§ **EXERCISE INSTRUCTIONS**
Up to and including the final line, retype each line of the records below, starting with the one that contains "Decode this image".

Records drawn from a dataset
══════
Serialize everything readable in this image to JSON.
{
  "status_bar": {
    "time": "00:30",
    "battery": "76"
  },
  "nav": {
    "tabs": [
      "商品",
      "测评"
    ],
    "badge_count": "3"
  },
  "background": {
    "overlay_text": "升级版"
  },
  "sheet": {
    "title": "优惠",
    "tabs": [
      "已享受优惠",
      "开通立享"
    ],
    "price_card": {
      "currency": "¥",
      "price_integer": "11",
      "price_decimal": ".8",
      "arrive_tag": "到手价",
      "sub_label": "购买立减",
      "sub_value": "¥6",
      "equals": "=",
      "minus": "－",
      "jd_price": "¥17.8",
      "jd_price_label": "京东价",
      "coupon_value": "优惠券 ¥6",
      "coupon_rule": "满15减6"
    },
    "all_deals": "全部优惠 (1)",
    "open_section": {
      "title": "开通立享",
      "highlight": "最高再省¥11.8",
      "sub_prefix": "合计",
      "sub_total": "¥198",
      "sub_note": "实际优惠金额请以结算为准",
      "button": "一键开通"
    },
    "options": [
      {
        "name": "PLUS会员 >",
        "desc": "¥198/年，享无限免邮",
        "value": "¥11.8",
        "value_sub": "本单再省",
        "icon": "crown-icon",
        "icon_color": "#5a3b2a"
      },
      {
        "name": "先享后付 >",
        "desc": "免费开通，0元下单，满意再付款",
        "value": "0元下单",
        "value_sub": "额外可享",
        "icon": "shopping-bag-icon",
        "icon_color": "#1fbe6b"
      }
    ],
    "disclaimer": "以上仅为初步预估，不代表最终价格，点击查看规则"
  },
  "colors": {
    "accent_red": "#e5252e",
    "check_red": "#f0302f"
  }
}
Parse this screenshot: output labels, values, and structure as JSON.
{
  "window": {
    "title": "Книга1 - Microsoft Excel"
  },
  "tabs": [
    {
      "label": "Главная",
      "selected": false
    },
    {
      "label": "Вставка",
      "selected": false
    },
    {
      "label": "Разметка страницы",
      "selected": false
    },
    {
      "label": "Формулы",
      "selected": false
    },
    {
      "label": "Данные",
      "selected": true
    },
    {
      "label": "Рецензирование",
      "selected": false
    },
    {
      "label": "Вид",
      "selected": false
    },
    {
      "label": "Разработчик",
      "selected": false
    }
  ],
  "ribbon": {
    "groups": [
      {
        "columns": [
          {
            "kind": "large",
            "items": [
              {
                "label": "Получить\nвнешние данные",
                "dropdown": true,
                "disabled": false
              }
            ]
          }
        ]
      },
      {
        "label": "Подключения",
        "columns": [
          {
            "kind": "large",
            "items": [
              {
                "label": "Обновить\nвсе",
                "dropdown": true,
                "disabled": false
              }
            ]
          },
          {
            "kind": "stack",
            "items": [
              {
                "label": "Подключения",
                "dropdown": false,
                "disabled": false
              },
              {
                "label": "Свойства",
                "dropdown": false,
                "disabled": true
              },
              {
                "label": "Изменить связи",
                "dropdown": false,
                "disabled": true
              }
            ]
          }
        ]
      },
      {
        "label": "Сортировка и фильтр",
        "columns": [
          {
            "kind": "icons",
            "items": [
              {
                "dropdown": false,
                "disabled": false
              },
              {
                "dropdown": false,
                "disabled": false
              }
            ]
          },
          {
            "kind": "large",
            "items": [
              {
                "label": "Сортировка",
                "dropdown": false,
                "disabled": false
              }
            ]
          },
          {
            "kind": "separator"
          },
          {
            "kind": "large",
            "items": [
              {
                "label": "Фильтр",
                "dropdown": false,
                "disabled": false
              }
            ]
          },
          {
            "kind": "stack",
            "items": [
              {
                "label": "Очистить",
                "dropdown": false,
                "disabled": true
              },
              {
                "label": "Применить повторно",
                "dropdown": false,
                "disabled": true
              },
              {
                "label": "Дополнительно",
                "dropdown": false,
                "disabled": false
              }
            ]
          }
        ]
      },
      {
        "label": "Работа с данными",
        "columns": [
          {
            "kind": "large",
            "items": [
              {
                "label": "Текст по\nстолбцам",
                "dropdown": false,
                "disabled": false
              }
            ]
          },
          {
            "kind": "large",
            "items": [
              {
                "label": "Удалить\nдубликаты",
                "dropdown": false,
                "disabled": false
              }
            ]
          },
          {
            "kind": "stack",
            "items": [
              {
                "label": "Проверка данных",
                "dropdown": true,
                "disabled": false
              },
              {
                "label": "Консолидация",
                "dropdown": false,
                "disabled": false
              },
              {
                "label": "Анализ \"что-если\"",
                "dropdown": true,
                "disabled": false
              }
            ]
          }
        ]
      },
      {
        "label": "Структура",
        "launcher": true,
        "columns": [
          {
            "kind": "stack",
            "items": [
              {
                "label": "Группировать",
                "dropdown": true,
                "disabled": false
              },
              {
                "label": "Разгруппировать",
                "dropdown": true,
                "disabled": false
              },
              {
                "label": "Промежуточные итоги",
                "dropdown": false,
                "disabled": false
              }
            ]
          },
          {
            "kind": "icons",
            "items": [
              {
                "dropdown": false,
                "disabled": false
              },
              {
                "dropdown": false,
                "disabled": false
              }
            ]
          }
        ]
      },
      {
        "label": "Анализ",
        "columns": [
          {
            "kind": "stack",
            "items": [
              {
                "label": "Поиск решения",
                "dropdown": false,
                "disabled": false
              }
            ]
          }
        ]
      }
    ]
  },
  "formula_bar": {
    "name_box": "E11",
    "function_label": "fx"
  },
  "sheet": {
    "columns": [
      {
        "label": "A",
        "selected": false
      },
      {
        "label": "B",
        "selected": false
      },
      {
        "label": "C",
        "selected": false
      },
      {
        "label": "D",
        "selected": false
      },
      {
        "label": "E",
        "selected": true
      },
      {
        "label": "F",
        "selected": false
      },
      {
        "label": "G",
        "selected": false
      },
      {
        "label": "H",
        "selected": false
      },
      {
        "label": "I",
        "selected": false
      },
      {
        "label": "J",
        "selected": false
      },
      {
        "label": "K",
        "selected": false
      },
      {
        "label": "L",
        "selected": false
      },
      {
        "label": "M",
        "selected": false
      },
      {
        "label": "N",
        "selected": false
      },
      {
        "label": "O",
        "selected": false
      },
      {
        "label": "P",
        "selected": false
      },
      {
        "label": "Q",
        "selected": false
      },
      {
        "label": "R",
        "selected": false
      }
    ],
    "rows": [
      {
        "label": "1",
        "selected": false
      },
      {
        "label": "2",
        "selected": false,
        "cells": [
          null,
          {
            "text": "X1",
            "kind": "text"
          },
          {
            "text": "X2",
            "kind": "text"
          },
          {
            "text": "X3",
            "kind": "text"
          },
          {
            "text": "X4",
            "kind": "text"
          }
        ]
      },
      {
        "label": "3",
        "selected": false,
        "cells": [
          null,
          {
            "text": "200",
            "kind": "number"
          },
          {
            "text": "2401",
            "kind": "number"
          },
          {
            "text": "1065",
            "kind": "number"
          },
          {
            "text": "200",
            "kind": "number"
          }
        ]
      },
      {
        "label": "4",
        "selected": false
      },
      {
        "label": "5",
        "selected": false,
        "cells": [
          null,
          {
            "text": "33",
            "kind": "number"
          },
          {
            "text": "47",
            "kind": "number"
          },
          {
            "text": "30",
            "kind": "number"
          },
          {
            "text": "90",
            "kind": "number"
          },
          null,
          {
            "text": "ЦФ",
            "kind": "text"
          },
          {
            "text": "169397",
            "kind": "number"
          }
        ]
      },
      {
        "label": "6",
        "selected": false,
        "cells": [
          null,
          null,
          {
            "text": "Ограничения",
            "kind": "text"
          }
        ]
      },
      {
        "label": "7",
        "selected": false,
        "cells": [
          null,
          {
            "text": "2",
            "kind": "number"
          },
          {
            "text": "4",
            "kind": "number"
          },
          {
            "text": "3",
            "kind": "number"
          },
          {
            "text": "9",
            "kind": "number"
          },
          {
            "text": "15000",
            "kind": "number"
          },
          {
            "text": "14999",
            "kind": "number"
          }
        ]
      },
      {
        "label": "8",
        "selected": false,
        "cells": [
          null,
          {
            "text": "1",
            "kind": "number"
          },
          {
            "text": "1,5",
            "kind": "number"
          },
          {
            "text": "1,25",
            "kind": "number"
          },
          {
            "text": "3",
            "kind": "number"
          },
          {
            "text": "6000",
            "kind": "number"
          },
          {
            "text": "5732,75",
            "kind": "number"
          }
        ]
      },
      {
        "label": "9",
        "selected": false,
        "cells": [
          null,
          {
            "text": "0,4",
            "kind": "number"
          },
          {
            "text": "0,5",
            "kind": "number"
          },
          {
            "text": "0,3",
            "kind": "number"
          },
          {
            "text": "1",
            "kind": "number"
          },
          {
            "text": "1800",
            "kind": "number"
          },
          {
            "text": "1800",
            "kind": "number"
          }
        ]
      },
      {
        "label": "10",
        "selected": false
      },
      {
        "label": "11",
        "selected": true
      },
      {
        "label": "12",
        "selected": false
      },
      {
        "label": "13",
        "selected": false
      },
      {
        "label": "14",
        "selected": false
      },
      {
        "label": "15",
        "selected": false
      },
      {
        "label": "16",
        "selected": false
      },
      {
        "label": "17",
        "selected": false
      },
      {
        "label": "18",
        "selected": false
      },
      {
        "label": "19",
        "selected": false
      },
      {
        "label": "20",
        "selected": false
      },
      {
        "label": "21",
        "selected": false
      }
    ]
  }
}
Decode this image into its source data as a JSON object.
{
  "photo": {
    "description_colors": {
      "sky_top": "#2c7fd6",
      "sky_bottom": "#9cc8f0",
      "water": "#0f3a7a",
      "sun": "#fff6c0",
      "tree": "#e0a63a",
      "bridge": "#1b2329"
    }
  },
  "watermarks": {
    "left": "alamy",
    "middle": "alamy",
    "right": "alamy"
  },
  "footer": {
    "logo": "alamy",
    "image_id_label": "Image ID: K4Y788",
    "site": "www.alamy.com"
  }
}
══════
§ **ANSWER TO THIS EXERCISE**
Decode this image into its source data as a JSON object.
{
  "photo": {
    "description_colors": {
      "sky_top": "#2c7fd6",
      "sky_bottom": "#9cc8f0",
      "water": "#0f3a7a",
      "sun": "#fff6c0",
      "tree": "#e0a63a",
      "bridge": "#1b2329"
    }
  },
  "watermarks": {
    "left": "alamy",
    "middle": "alamy",
    "right": "alamy"
  },
  "footer": {
    "logo": "alamy",
    "image_id_label": "Image ID: K4Y788",
    "site": "www.alamy.com"
  }
}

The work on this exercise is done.